Now ask yourself a simple question, outside of a Subway or other fast food chain that tends to favor lunch crowds and lower incomes, have there been any other franchisees that located themselves in Downtown Fresno? The obvious answer is no. The franchisees understand that a high proportion of Downtown’s daytime population is municipal, hospital, and utility employees. Each of those particular professions has a demographic attached to them with regard to income and time allotted for lunch. It’s also highly likely that a high proportion of those Downtown employees just described live north of Downtown at least 3 miles away, which, quite predictably, puts them at around Manchester Mall and an entirely new 360 degree / 3-mile radial. Guess what other malls are exactly 3 miles away, Fashion Fair and Fig Garden Village. Coincidence? I think not.

Wait for it…

Can you guess what shopping center is 3 miles away from Fig Garden Village and Fashion Fair? River Park! Ask yourself the next obvious question? Where do you think the next big mall is going to go? While it may not be as perfect as before, the 3 mile pattern, it’s close. I would place bets near Valley Children’s Hospital and the push towards Millerton. Not next year, but soon. Rome wasn’t built in a day either.

Campus Point will be an interesting development to watch over the next 5 years as the campus itself is its own 3-mile circle, lots of farm land, a low on-campus student population with only a couple national franchisees, Buffalo Wild Wings, Marie Calendar’s, and Chipotle next to or on campus. Additional, Campus Point breaks the 3-mile rule. It’s only 2 miles away from Sierra Vista Mall and Fashion Fair, which means overlap. Stay tuned for how the new development works out and who is attracted to set up restaurants.

So go back to Downtown Fresno and ask yourself, who lives, commutes, sends their kids to school, the ages and incomes of people living within a 3 mile radius of Downtown and you have your answer for why franchisees don’t establish within the Downtown 360, 3 mile radius. It doesn’t pay for them to do so. 80 new lofts in Downtown won't change that and neither will 80 more lofts in another year. People come to Fresno and stay in Fresno for a house with a backyard, free parking, a large garage, Save Mart, Wal-Mart, Costco, Target, Home Depot, and lots of large restaurant franchises within 3 miles of their home.
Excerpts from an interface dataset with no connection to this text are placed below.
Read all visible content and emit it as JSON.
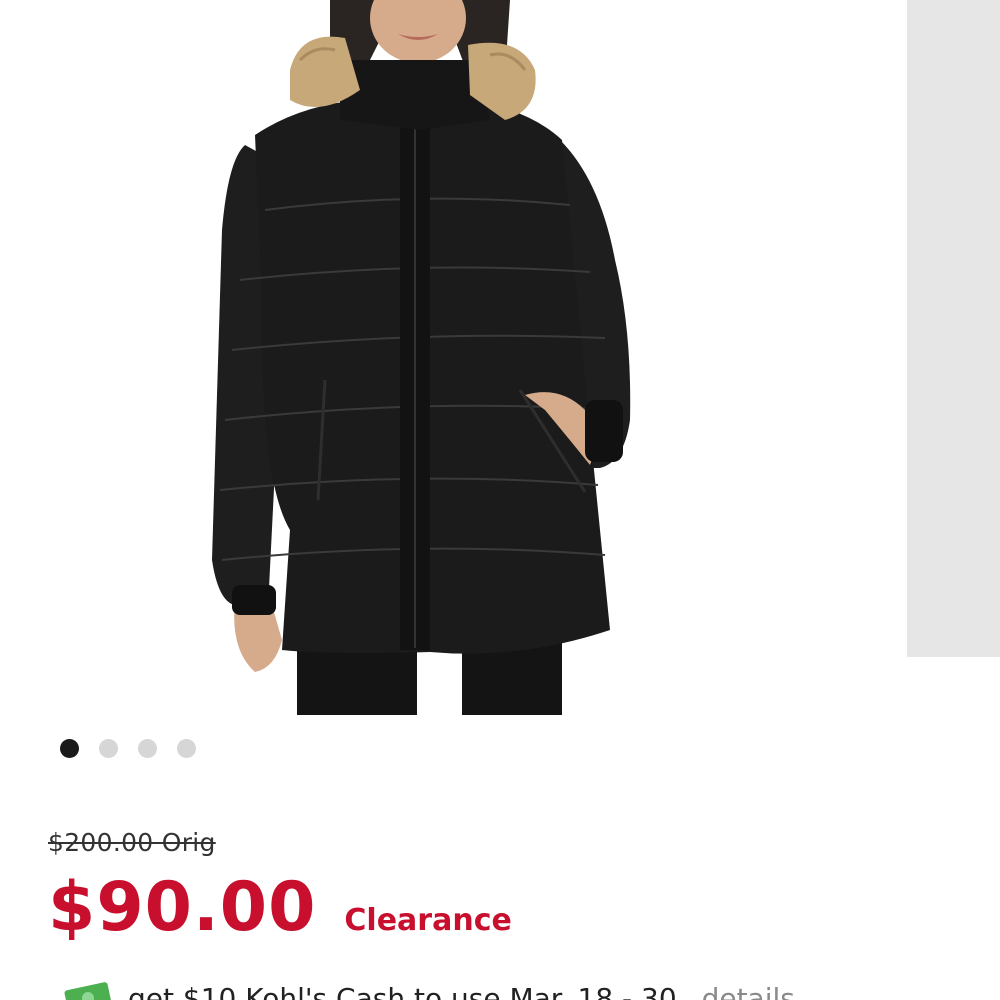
{
  "product": {
    "image_alt": "Women's hooded puffer jacket with faux-fur trim",
    "image_count": 4,
    "active_image": 1
  },
  "pricing": {
    "original": "$200.00 Orig",
    "sale": "$90.00",
    "sale_tag": "Clearance"
  },
  "promo": {
    "text": "get $10 Kohl's Cash to use Mar. 18 - 30.",
    "link": "details",
    "icon": "kohls-cash-icon"
  },
  "colors": {
    "sale_red": "#c8102e",
    "jacket": "#1b1b1b",
    "fur": "#c7a878"
  }
}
If Fresnans wanted to pay $3 a square foot to live in a loft Downtown, they probably don't have kids, pets, gardens, or a BBQ. They work a lot because they have to pay $3/square foot to live in a cool loft Downtown! I should know, I lived in a loft in Sonoma County, a flat in SF, a townhome in Old Town Pasadena, and an apartment in Rockridge. Except I walked to the grocery store, laundry, gym, restaurants, clubs, and movie theatre. Things that aren't going to happen anytime soon in Downtown Fresno.

Why? Fresnans have been well trained to drive their cars for convenience. I wouldn't drive to Walnut Creek from Oakland to go to Target. All a Fresnan has to do is drive down the block for their slice of convenience. A Bay Area resident has to move to another town for Target or Wal-Mart.
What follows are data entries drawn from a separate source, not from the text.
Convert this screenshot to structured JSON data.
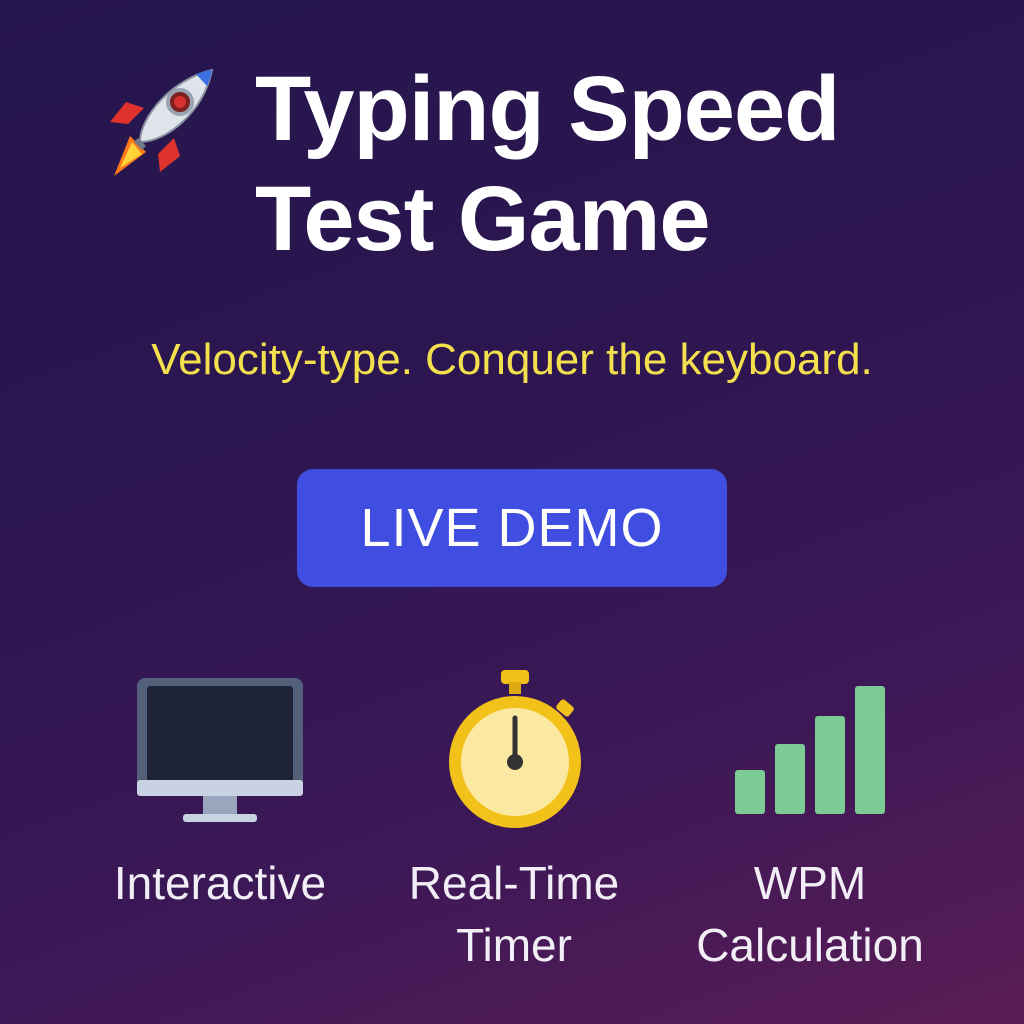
{
  "header": {
    "icon": "rocket-icon",
    "title": "Typing Speed\nTest Game",
    "tagline": "Velocity-type. Conquer the keyboard."
  },
  "cta": {
    "label": "LIVE DEMO",
    "color": "#3f4ee0"
  },
  "features": [
    {
      "icon": "monitor-icon",
      "label": "Interactive"
    },
    {
      "icon": "stopwatch-icon",
      "label": "Real-Time\nTimer"
    },
    {
      "icon": "bar-chart-icon",
      "label": "WPM\nCalculation"
    }
  ],
  "colors": {
    "background_top": "#25164d",
    "background_bottom": "#5a1c56",
    "tagline": "#f4e04d",
    "bars": "#7ccb94",
    "stopwatch": "#f2c21b"
  }
}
My analysis is not biased, it’s a simple analysis of trend and basic historical analytics that should be obvious. The same reasons hold true in my analysis of Downtown for the two centers in the north, Palm/Nees and Ft. Washington/Friant; neither is at full capacity or fully utilized as completely efficient stores, fully one-third of their market is grassland and dirt, completely unproductive to a restaurant.
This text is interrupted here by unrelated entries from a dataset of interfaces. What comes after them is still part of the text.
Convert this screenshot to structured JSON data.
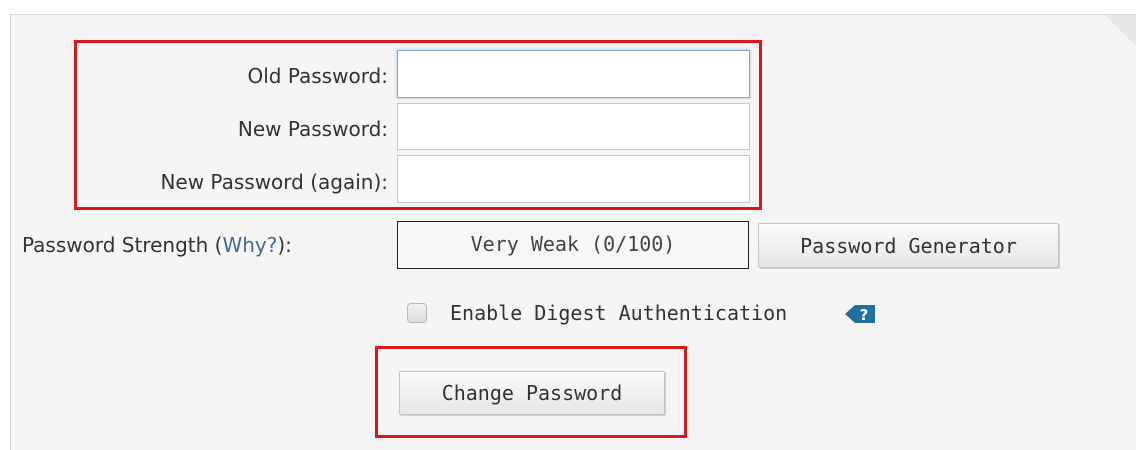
{
  "form": {
    "old_password_label": "Old Password:",
    "new_password_label": "New Password:",
    "new_password_again_label": "New Password (again):",
    "old_password_value": "",
    "new_password_value": "",
    "new_password_again_value": "",
    "strength_label_prefix": "Password Strength (",
    "strength_why_link": "Why?",
    "strength_label_suffix": "):",
    "strength_value": "Very Weak (0/100)",
    "password_generator_button": "Password Generator",
    "digest_auth_label": "Enable Digest Authentication",
    "digest_auth_checked": false,
    "change_password_button": "Change Password"
  },
  "icons": {
    "help": "question-tag-icon"
  },
  "colors": {
    "highlight": "#e0161b",
    "link": "#3f6b9a",
    "help_icon": "#1f6fa0",
    "panel_bg": "#f5f5f5"
  }
}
So the next time you’re having a discussion about Downtown revitalization, River Park isn’t your enemy Downtown Advocates. Blame it all on the Manchester Mall…they started the move north over 50 years ago. River Park is simply the natural outcome of an expanding city. Beachheads have already been established at Children’s Hospital north on 41, Brighton Crest towards Millerton, and east on Highway 180 toward Sanger; look to the conversation about expansion move in those directions, all moving away from Downtown…not towards it.